(Entries from a dataset of interfaces)
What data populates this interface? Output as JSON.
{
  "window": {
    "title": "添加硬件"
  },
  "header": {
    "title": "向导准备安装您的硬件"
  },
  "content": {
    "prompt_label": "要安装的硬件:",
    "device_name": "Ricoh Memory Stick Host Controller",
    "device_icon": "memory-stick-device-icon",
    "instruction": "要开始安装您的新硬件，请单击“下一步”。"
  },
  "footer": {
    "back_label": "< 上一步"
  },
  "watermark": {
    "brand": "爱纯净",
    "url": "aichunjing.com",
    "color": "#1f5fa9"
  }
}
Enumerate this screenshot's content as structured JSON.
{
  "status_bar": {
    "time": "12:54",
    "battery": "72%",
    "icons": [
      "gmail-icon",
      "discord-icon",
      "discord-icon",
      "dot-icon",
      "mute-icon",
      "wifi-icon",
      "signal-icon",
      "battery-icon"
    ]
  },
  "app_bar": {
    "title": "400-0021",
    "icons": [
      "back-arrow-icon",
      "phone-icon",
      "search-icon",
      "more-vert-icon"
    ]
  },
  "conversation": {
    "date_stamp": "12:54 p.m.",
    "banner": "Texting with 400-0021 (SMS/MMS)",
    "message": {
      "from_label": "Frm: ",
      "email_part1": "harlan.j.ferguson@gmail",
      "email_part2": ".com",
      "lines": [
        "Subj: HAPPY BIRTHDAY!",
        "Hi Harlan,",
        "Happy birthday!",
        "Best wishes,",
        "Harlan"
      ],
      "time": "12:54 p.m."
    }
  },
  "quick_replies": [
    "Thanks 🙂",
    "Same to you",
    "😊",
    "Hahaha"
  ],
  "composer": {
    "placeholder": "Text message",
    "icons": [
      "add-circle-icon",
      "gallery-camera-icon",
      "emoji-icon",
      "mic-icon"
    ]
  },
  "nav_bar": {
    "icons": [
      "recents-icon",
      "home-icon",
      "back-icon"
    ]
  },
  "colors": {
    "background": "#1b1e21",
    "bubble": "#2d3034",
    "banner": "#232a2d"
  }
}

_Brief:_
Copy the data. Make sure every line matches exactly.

_Reply:_
What data populates this interface? Output as JSON.
{
  "window": {
    "title": "添加硬件"
  },
  "header": {
    "title": "向导准备安装您的硬件"
  },
  "content": {
    "prompt_label": "要安装的硬件:",
    "device_name": "Ricoh Memory Stick Host Controller",
    "device_icon": "memory-stick-device-icon",
    "instruction": "要开始安装您的新硬件，请单击“下一步”。"
  },
  "footer": {
    "back_label": "< 上一步"
  },
  "watermark": {
    "brand": "爱纯净",
    "url": "aichunjing.com",
    "color": "#1f5fa9"
  }
}
Enumerate this screenshot's content as structured JSON.
{
  "status_bar": {
    "time": "12:54",
    "battery": "72%",
    "icons": [
      "gmail-icon",
      "discord-icon",
      "discord-icon",
      "dot-icon",
      "mute-icon",
      "wifi-icon",
      "signal-icon",
      "battery-icon"
    ]
  },
  "app_bar": {
    "title": "400-0021",
    "icons": [
      "back-arrow-icon",
      "phone-icon",
      "search-icon",
      "more-vert-icon"
    ]
  },
  "conversation": {
    "date_stamp": "12:54 p.m.",
    "banner": "Texting with 400-0021 (SMS/MMS)",
    "message": {
      "from_label": "Frm: ",
      "email_part1": "harlan.j.ferguson@gmail",
      "email_part2": ".com",
      "lines": [
        "Subj: HAPPY BIRTHDAY!",
        "Hi Harlan,",
        "Happy birthday!",
        "Best wishes,",
        "Harlan"
      ],
      "time": "12:54 p.m."
    }
  },
  "quick_replies": [
    "Thanks 🙂",
    "Same to you",
    "😊",
    "Hahaha"
  ],
  "composer": {
    "placeholder": "Text message",
    "icons": [
      "add-circle-icon",
      "gallery-camera-icon",
      "emoji-icon",
      "mic-icon"
    ]
  },
  "nav_bar": {
    "icons": [
      "recents-icon",
      "home-icon",
      "back-icon"
    ]
  },
  "colors": {
    "background": "#1b1e21",
    "bubble": "#2d3034",
    "banner": "#232a2d"
  }
}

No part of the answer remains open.